TASK DESCRIPTION: If a line in the entries below holds the string "JSON", copy it.
+++ RECORDS
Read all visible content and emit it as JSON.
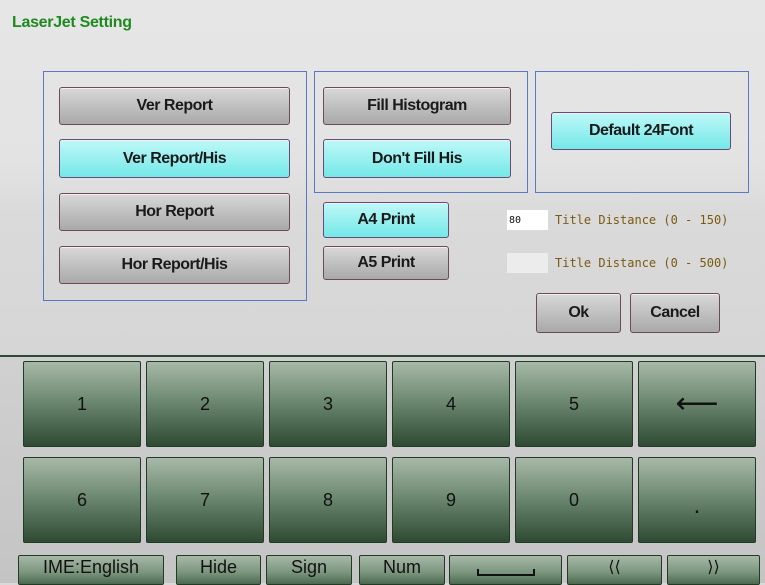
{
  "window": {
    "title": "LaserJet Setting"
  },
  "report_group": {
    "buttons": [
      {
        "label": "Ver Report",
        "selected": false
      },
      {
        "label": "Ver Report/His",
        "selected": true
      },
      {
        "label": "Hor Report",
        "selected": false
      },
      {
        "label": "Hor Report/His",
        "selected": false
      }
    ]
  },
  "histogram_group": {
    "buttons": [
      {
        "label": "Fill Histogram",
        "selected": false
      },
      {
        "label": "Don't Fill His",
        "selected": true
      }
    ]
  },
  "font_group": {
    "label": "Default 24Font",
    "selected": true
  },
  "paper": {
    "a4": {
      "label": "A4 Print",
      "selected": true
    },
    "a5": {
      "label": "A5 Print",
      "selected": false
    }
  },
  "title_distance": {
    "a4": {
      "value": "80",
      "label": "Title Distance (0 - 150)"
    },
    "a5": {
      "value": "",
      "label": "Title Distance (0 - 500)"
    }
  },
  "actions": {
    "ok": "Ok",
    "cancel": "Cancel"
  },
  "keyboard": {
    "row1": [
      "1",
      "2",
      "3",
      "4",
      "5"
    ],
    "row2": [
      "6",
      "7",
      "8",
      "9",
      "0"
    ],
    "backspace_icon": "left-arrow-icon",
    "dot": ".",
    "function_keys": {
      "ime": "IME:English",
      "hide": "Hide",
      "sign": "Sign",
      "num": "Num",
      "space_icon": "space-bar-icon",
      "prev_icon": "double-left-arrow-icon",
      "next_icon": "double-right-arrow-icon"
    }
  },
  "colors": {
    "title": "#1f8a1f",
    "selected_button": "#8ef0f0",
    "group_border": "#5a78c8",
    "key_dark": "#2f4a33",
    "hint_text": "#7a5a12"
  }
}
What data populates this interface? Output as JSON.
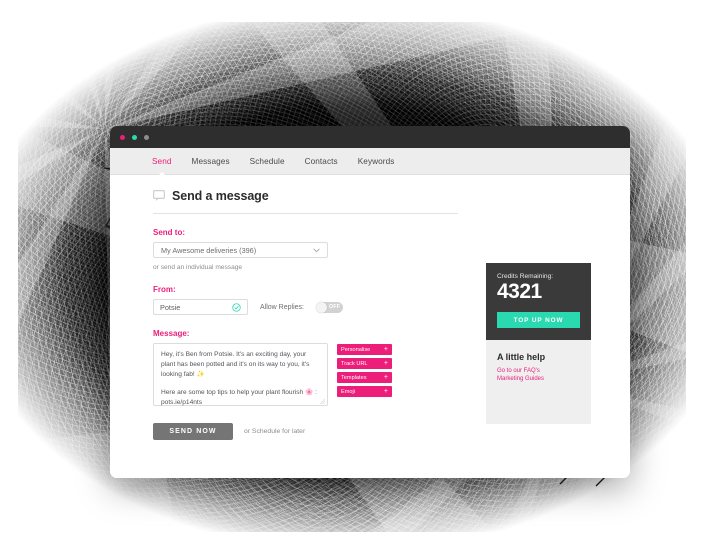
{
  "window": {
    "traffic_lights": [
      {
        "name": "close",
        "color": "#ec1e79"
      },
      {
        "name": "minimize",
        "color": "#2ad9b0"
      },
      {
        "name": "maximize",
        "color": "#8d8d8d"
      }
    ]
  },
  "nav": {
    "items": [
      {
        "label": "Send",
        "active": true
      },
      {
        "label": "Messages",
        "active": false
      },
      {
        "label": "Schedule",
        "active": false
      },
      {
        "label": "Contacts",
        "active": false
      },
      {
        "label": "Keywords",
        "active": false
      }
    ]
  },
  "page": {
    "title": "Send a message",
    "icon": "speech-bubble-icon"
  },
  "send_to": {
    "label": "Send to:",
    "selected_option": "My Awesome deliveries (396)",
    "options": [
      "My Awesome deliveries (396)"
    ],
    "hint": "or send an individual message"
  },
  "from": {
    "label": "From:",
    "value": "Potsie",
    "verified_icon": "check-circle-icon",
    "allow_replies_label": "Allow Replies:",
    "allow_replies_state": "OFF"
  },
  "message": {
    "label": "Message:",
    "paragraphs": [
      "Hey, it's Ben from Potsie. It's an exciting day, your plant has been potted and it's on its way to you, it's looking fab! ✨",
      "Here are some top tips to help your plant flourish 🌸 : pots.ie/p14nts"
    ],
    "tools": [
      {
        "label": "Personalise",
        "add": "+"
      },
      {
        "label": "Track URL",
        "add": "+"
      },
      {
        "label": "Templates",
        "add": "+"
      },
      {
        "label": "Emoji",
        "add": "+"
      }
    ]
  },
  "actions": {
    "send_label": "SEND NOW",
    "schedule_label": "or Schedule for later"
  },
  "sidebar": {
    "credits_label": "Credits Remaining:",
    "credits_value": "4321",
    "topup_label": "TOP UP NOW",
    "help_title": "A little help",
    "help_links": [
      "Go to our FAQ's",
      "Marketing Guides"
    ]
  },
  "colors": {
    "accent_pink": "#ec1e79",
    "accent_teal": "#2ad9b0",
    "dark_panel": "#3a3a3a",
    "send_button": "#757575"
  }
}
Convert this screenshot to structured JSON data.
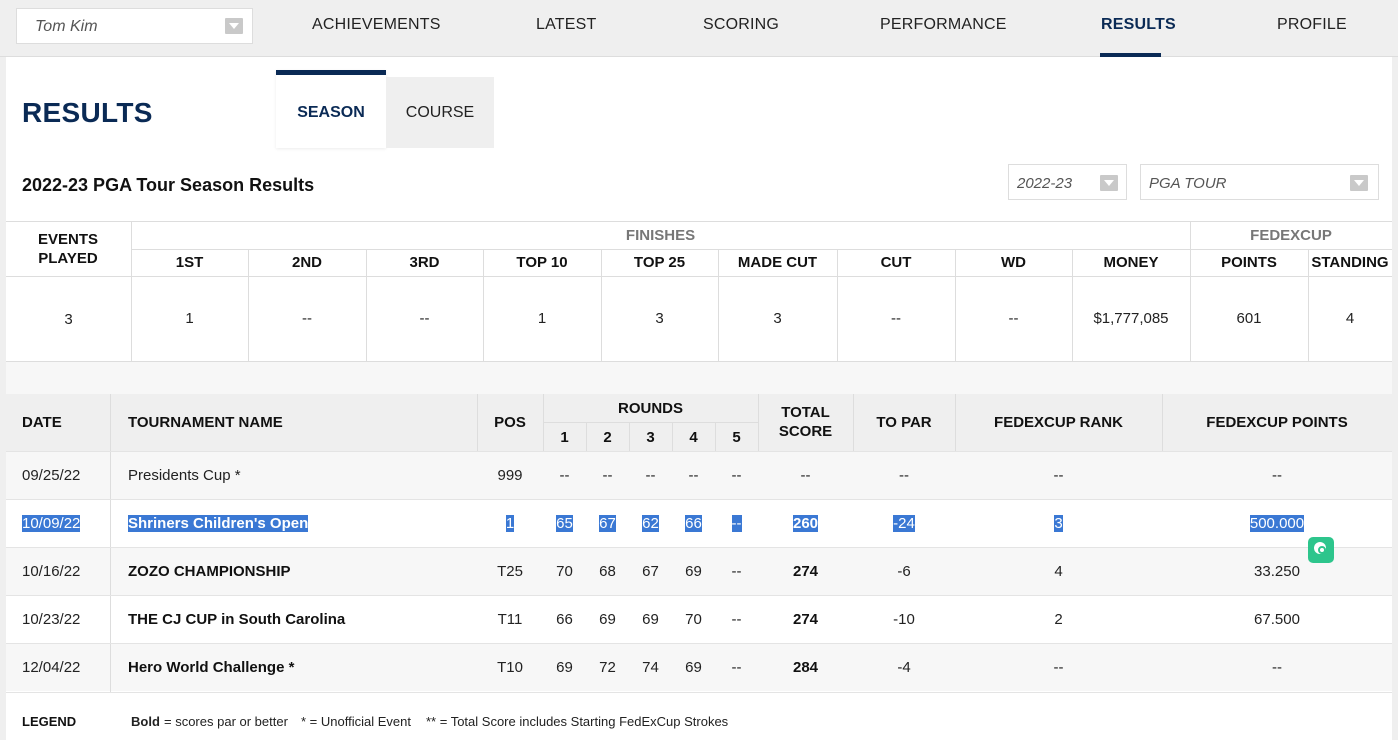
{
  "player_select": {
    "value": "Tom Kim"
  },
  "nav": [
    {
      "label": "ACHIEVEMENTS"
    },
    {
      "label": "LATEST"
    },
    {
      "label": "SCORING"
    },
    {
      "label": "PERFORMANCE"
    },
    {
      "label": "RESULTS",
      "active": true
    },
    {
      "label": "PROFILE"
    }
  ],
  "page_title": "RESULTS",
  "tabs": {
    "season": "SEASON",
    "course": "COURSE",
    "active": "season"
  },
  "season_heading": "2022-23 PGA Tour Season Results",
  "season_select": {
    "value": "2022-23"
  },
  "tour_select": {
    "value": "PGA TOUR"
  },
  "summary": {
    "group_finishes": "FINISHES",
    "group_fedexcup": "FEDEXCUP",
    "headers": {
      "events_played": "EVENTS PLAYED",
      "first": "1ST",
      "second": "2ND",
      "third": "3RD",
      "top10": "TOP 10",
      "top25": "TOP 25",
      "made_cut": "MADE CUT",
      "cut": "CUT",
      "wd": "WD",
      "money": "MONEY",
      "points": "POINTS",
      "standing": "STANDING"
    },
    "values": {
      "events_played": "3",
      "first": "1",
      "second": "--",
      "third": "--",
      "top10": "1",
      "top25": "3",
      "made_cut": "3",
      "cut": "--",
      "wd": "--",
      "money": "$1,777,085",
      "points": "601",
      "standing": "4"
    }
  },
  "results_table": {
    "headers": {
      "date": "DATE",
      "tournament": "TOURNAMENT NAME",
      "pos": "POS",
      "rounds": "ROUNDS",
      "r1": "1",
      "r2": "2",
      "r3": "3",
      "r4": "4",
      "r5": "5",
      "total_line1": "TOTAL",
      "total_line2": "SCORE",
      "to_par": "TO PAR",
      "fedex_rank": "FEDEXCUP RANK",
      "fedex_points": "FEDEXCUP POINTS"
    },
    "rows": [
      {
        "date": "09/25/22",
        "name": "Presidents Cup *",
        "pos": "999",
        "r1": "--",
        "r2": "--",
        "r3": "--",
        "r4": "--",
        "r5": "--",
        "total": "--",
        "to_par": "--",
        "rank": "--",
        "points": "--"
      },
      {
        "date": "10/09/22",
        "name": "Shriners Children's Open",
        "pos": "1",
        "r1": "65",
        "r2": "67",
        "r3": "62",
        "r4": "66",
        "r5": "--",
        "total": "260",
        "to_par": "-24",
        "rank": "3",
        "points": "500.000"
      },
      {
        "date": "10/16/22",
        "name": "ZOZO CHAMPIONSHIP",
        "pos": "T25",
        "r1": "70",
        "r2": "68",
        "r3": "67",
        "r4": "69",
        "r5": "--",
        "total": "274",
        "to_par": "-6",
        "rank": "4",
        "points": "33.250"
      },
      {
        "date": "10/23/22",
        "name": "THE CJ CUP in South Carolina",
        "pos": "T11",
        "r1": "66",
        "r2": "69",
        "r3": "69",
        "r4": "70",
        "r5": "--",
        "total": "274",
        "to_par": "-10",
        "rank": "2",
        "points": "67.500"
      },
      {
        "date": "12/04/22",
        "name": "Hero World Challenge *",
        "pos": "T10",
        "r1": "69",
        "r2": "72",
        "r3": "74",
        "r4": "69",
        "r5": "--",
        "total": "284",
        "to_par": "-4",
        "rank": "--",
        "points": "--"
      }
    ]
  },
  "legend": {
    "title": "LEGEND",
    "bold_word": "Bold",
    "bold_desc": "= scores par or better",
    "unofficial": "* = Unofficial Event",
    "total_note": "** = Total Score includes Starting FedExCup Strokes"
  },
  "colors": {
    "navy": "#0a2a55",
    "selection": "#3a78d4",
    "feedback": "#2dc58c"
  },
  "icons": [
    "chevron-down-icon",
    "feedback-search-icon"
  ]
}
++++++
COMPLETED TASK:
Read all visible content and emit it as JSON.
What data populates this interface? Output as JSON.
Convert this screenshot to structured JSON data.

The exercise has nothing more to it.